Property developing can be highly profitable if you know what you’re doing.
…Unfortunately, most people just don’t.
If you go into that industry, you will have your creativity and tenacity tested many times in each of your projects.
There’s a saying that goes something like “you don’t know what you don’t know” and no matter how much you read or study property development has many pitfalls that you will only learn about through direct hand’s on experience.
Here are just a few things that I didn’t know – that I have since learned about… Maybe you can learn from my experience.
Breaking into newly released land will mean that you will often have to consider building around trees.
On the one hand keeping some trees will help keep the value of the land – people like having trees around, on the other hand, it means there are bushfires and falling branches (depending on the species) to consider.
You may have to build with higher rated fire resistant materials, and you will have other bushfire regulations to consider.
You may have to install fire hydrants and an escape plan listed with the title of your property.
Once you get to that stage, you will have to include that aspect of the property in your presales marketing and make sure the new owners are aware of the legislation that will affect their new property.
I know people who have bought development sites based on the images on a real estate website. One of the problems you may encounter will be dealing with slopes. Photos are no indication of the slope and contours on a block which can look very different from an image.
You need to make sure that you get a site survey done. It’s not uncommon for new developers to blow out their build budget because of a simple thing like not getting a site survey… finding the block has some tricky contours or a steeper slope than they thought and build costs go way over what they thought.

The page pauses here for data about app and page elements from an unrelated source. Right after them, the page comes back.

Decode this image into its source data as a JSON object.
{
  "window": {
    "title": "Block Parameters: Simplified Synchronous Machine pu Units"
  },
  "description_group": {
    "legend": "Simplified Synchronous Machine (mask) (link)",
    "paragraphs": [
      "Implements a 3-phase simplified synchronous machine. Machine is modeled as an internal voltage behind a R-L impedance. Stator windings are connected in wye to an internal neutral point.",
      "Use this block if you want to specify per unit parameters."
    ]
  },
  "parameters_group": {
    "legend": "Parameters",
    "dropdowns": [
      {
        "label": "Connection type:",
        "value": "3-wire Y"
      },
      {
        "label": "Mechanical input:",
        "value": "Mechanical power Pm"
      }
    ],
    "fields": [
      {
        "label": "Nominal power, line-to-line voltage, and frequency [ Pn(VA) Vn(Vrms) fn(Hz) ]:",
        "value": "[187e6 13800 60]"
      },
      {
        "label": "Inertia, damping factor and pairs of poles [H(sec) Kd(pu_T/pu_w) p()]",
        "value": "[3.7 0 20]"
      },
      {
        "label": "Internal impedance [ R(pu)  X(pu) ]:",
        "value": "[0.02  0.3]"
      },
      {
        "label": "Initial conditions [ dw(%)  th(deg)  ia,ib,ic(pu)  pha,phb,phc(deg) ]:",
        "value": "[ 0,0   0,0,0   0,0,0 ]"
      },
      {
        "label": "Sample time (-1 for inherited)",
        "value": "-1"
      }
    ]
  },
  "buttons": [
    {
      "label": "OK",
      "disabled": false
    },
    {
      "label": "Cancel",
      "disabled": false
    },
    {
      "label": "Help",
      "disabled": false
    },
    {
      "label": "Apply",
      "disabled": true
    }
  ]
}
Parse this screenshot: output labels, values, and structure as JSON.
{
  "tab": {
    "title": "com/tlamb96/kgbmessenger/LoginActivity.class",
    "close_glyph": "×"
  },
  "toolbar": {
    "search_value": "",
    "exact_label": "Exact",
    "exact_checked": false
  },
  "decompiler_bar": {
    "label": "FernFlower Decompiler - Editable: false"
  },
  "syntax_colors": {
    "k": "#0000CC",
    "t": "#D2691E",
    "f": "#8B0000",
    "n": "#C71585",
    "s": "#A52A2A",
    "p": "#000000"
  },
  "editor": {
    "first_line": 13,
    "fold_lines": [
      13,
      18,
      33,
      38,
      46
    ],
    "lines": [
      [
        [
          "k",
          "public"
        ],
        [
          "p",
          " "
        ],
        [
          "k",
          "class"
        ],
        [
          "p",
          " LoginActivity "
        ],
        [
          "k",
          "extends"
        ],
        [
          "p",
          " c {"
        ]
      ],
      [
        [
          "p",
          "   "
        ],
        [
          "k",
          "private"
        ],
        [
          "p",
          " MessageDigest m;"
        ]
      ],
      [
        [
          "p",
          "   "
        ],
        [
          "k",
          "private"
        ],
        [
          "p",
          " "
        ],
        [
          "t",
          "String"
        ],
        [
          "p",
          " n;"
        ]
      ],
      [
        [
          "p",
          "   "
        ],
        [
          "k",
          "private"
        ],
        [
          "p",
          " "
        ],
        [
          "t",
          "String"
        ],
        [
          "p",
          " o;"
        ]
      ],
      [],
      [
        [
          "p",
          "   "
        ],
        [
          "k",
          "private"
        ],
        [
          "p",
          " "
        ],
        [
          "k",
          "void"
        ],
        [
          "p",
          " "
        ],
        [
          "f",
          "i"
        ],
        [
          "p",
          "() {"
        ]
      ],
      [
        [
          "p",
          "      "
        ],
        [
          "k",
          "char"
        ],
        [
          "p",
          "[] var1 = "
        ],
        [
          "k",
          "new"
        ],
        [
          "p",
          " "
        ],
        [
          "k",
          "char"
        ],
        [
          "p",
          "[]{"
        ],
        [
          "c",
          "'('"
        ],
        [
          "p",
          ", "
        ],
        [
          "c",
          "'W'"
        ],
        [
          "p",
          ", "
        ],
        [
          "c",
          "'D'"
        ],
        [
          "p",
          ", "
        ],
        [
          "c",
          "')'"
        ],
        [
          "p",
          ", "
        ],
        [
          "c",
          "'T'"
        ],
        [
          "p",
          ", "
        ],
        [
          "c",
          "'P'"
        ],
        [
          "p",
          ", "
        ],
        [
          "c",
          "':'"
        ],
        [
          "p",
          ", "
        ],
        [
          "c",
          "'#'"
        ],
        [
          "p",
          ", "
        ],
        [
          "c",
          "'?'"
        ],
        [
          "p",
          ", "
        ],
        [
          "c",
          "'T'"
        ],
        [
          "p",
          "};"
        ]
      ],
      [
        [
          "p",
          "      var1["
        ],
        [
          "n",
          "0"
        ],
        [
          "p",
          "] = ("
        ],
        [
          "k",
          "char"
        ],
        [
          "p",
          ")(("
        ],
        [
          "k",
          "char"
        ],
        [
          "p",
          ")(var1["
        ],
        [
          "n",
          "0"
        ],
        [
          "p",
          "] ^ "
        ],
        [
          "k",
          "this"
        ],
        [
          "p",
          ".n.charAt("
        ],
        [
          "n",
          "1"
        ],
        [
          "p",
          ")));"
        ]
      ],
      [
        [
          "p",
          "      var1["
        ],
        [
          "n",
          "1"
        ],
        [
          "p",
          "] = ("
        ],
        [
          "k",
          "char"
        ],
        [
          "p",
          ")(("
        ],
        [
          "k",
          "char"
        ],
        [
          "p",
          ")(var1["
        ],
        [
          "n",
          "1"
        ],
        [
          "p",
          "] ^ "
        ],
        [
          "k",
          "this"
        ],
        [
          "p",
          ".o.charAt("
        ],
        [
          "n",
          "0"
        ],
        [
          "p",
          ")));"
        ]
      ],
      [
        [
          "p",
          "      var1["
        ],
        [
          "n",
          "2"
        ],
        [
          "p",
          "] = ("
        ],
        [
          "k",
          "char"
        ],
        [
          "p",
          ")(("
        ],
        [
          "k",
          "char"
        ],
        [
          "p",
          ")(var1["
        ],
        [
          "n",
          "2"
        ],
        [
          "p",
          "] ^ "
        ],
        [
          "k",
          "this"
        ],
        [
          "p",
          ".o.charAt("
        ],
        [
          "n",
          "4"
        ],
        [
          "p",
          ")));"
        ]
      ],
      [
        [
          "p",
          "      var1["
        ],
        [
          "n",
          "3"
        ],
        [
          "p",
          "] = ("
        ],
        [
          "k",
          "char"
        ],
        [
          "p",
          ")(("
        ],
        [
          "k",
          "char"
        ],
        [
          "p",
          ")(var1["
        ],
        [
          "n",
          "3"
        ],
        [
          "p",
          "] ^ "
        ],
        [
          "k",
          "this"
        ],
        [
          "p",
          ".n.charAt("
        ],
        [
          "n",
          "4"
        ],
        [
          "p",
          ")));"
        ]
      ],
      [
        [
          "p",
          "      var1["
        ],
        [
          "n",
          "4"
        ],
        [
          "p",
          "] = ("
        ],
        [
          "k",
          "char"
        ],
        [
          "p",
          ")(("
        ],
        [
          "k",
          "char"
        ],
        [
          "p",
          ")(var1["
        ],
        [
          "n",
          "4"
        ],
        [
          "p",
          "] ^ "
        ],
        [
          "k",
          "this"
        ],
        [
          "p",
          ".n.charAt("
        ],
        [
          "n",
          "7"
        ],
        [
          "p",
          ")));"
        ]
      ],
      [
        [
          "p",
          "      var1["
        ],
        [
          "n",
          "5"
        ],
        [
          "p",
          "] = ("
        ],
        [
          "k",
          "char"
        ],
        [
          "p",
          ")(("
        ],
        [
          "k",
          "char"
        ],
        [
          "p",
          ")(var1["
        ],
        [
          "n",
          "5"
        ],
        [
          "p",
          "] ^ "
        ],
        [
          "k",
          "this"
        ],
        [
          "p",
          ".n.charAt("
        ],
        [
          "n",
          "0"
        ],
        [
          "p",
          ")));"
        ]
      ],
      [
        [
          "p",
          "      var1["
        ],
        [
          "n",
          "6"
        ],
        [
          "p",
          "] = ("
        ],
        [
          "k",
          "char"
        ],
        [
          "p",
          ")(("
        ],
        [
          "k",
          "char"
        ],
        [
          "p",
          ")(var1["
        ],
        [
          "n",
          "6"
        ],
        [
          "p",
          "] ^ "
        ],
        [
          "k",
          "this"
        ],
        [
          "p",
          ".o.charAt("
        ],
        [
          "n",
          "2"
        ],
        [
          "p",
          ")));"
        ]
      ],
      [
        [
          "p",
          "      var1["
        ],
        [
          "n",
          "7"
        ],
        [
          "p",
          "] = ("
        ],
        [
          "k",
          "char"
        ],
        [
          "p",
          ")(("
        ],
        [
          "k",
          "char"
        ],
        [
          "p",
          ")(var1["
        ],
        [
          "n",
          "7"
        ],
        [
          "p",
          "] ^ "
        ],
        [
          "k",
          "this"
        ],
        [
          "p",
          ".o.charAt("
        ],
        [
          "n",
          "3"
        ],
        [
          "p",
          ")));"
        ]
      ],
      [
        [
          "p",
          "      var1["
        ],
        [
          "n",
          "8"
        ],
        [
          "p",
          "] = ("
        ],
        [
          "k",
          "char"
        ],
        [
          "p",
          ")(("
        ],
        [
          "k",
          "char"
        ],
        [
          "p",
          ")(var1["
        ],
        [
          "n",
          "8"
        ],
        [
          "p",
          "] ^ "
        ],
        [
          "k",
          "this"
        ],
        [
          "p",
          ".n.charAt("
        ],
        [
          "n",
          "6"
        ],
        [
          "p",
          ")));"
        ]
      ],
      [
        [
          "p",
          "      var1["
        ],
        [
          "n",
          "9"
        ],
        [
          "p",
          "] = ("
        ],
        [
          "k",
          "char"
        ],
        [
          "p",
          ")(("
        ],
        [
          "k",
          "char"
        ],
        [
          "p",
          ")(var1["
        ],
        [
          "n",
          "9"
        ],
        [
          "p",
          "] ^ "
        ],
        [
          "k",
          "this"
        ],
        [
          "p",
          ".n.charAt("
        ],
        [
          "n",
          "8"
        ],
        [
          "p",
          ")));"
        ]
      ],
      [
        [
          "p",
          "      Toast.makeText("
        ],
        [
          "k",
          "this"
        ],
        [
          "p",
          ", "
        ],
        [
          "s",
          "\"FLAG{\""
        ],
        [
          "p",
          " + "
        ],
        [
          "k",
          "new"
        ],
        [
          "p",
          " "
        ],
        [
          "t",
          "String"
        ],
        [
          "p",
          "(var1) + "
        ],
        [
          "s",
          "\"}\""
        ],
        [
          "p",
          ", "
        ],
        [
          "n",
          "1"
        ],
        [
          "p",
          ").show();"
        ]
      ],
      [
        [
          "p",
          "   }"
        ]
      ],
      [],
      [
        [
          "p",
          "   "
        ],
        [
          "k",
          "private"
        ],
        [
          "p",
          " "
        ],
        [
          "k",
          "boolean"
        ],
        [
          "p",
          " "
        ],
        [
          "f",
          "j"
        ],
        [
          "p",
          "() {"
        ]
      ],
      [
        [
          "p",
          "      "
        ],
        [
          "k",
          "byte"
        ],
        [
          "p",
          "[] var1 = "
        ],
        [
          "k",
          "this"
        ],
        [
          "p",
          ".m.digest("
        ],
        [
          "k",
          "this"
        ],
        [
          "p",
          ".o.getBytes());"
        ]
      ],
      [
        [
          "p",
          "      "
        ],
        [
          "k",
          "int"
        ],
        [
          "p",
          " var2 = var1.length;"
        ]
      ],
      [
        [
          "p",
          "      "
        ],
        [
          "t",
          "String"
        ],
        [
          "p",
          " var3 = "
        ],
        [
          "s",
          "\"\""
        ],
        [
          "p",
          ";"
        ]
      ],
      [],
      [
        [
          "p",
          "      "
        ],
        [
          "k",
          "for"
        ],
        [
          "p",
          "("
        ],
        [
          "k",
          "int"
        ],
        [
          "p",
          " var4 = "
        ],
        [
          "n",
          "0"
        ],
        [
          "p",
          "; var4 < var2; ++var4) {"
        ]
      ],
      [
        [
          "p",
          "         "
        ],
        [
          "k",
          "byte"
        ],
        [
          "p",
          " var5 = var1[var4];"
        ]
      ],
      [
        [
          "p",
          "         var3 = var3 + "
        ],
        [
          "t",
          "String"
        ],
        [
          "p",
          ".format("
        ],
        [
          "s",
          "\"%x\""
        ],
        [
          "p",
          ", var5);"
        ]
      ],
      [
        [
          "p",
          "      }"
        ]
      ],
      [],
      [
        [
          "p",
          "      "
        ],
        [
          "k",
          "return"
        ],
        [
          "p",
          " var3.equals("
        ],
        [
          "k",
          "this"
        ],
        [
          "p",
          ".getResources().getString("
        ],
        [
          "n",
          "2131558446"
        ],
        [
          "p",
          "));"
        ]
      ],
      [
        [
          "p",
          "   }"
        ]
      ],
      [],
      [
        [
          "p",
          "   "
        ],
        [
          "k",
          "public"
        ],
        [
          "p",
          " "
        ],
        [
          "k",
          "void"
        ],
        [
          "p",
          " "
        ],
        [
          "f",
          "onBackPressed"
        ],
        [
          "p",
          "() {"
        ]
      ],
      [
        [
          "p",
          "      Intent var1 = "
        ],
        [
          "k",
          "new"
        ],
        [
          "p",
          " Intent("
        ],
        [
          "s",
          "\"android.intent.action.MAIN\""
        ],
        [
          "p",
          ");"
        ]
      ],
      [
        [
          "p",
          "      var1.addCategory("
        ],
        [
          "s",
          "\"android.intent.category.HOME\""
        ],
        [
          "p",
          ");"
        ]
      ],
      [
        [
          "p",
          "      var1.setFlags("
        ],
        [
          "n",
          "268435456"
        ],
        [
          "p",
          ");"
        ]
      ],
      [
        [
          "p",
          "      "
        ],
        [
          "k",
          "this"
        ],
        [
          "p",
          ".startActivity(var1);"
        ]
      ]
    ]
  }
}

It might be a cost upfront, but if it saves you several hundred thousand dollars, you’ll be glad you did.
3. Flood overlays
This should be part of your basic due diligence, but it’s amazing how many people forget to ask the council about flood overlays.
As soon as you’re in a flood area what you can build will be severely restricted.
Hydraulic engineers can do detailed flood mapping and advise you on the most cost-effective way to deal with a flood-prone site, but having said that, I find it best to just move on from one of these sites, they will be more trouble than they’re worth. Some people find properties like this may be overlooking some beautiful waterway or similar and find it may be worth the extra money to develop, but that can also come with an opportunity cost. The extra time and extra money to make it happen could well be used to get straight into another project.
4. Flora and fauna
Developers are renown for running roughshod over protected flora and fauna. A few bad apples have given an entire industry of developers a bad name, but while no one wants to lose money, most developers I know are sensitive to the environment.
To make sure you can be sensitive and not lose money it can pay to hire a wildlife spotter and get a report done detailing any protected flora and fauna that you may need to consider. The worst case scenario is that the site cannot be developed at all. In less extreme cases you may need to relocate any nesting birds or other animals that are protected or leave a wildlife corridor.
That being said, most time’s there is nothing to protect and you can proceed as normal. Again, it’s a case of being informed rather than surprised. Halting earthworks or building can cost you thousands of dollars a day if you don’t do this research before you start and find yourself on the receiving end of a halt works notice.
5. The right experts for the job
I’ve regularly spoken about gathering the right team around you, yet this is the one mistake I see amateurs make time and again…
Your team of experts can make or break your project.
I once heard from another developer that his secret motto was “hire fast and fire faster”. What he meant was that there was no time to keep someone on who was not up to scratch.
The three best thing you can do is to make sure you are getting the right consultant are these:
1- Do your research on them and the kind of projects they have done.
2- Talk to their clients and find out how satisfied they were.
3- Finally, and most importantly keep in mind that they are just people and they cannot read your mind. If you want them to do it right, you need to explain what ‘right’ is for you.
There are some consultants that I’ve hired who are genuinely not much chop, but there are others who seemed not much chop, but once I trained them by explaining in detail what I wanted they turned out to be great.
Even if they don’t get it the first time – you go back and tell them “this is not what I was looking for… here are some examples of the sort of thing I’m talking about.”
Sometimes it does take time, but the way I see it, it’s an investment. Once those consultants are trained to give you what you want, they can save you time and money for years to come.